Repeat the records in full. No pictures belong in the copy.

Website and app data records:
* * * * *

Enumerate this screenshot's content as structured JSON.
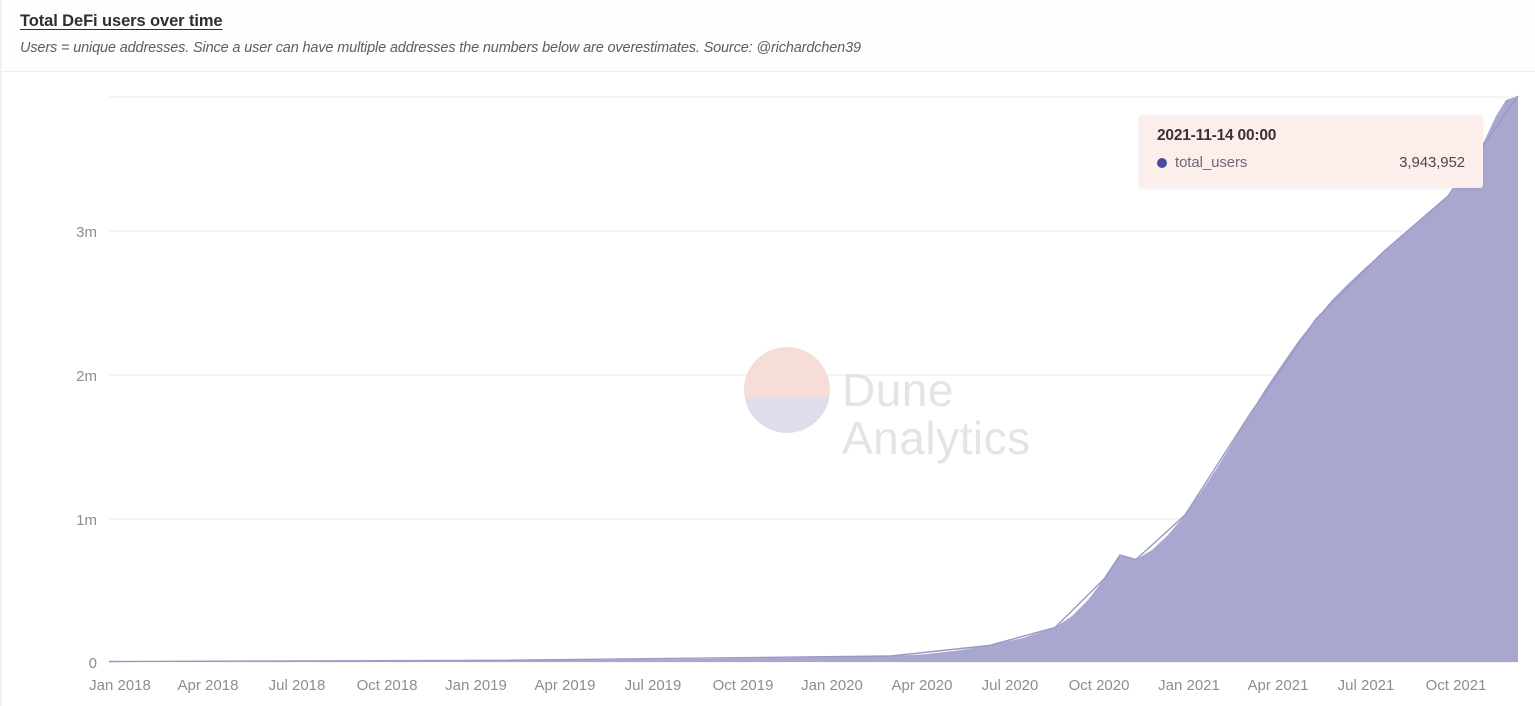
{
  "header": {
    "title": "Total DeFi users over time",
    "subtitle": "Users = unique addresses. Since a user can have multiple addresses the numbers below are overestimates. Source: @richardchen39"
  },
  "tooltip": {
    "date": "2021-11-14 00:00",
    "series_name": "total_users",
    "value": "3,943,952",
    "dot_color": "#4b4b9e",
    "background": "#fbeeeb"
  },
  "watermark": {
    "line1": "Dune",
    "line2": "Analytics"
  },
  "chart_data": {
    "type": "area",
    "title": "Total DeFi users over time",
    "subtitle": "Users = unique addresses. Since a user can have multiple addresses the numbers below are overestimates. Source: @richardchen39",
    "xlabel": "",
    "ylabel": "",
    "series_name": "total_users",
    "fill_color": "#a8a7cf",
    "grid": true,
    "legend": "none",
    "ylim": [
      0,
      4200000
    ],
    "ytick_labels": [
      "0",
      "1m",
      "2m",
      "3m"
    ],
    "ytick_values": [
      0,
      1000000,
      2000000,
      3000000
    ],
    "xtick_labels": [
      "Jan 2018",
      "Apr 2018",
      "Jul 2018",
      "Oct 2018",
      "Jan 2019",
      "Apr 2019",
      "Jul 2019",
      "Oct 2019",
      "Jan 2020",
      "Apr 2020",
      "Jul 2020",
      "Oct 2020",
      "Jan 2021",
      "Apr 2021",
      "Jul 2021",
      "Oct 2021"
    ],
    "x": [
      "2018-01",
      "2018-04",
      "2018-07",
      "2018-10",
      "2019-01",
      "2019-04",
      "2019-07",
      "2019-10",
      "2020-01",
      "2020-02",
      "2020-04",
      "2020-06",
      "2020-07",
      "2020-08",
      "2020-09",
      "2020-10",
      "2020-11",
      "2020-12",
      "2021-01",
      "2021-02",
      "2021-03",
      "2021-04",
      "2021-05",
      "2021-06",
      "2021-07",
      "2021-08",
      "2021-09",
      "2021-10",
      "2021-11-14"
    ],
    "values": [
      2000,
      5000,
      9000,
      14000,
      20000,
      28000,
      38000,
      52000,
      70000,
      82000,
      105000,
      140000,
      175000,
      240000,
      330000,
      470000,
      640000,
      800000,
      980000,
      1080000,
      1250000,
      1520000,
      1900000,
      2200000,
      2520000,
      2900000,
      3250000,
      3600000,
      3943952
    ]
  }
}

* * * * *

[Exercise answer]:
Enumerate this screenshot's content as structured JSON.
{
  "header": {
    "title": "Total DeFi users over time",
    "subtitle": "Users = unique addresses. Since a user can have multiple addresses the numbers below are overestimates. Source: @richardchen39"
  },
  "tooltip": {
    "date": "2021-11-14 00:00",
    "series_name": "total_users",
    "value": "3,943,952",
    "dot_color": "#4b4b9e",
    "background": "#fbeeeb"
  },
  "watermark": {
    "line1": "Dune",
    "line2": "Analytics"
  },
  "chart_data": {
    "type": "area",
    "title": "Total DeFi users over time",
    "subtitle": "Users = unique addresses. Since a user can have multiple addresses the numbers below are overestimates. Source: @richardchen39",
    "xlabel": "",
    "ylabel": "",
    "series_name": "total_users",
    "fill_color": "#a8a7cf",
    "grid": true,
    "legend": "none",
    "ylim": [
      0,
      4200000
    ],
    "ytick_labels": [
      "0",
      "1m",
      "2m",
      "3m"
    ],
    "ytick_values": [
      0,
      1000000,
      2000000,
      3000000
    ],
    "xtick_labels": [
      "Jan 2018",
      "Apr 2018",
      "Jul 2018",
      "Oct 2018",
      "Jan 2019",
      "Apr 2019",
      "Jul 2019",
      "Oct 2019",
      "Jan 2020",
      "Apr 2020",
      "Jul 2020",
      "Oct 2020",
      "Jan 2021",
      "Apr 2021",
      "Jul 2021",
      "Oct 2021"
    ],
    "x": [
      "2018-01",
      "2018-04",
      "2018-07",
      "2018-10",
      "2019-01",
      "2019-04",
      "2019-07",
      "2019-10",
      "2020-01",
      "2020-02",
      "2020-04",
      "2020-06",
      "2020-07",
      "2020-08",
      "2020-09",
      "2020-10",
      "2020-11",
      "2020-12",
      "2021-01",
      "2021-02",
      "2021-03",
      "2021-04",
      "2021-05",
      "2021-06",
      "2021-07",
      "2021-08",
      "2021-09",
      "2021-10",
      "2021-11-14"
    ],
    "values": [
      2000,
      5000,
      9000,
      14000,
      20000,
      28000,
      38000,
      52000,
      70000,
      82000,
      105000,
      140000,
      175000,
      240000,
      330000,
      470000,
      640000,
      800000,
      980000,
      1080000,
      1250000,
      1520000,
      1900000,
      2200000,
      2520000,
      2900000,
      3250000,
      3600000,
      3943952
    ]
  }
}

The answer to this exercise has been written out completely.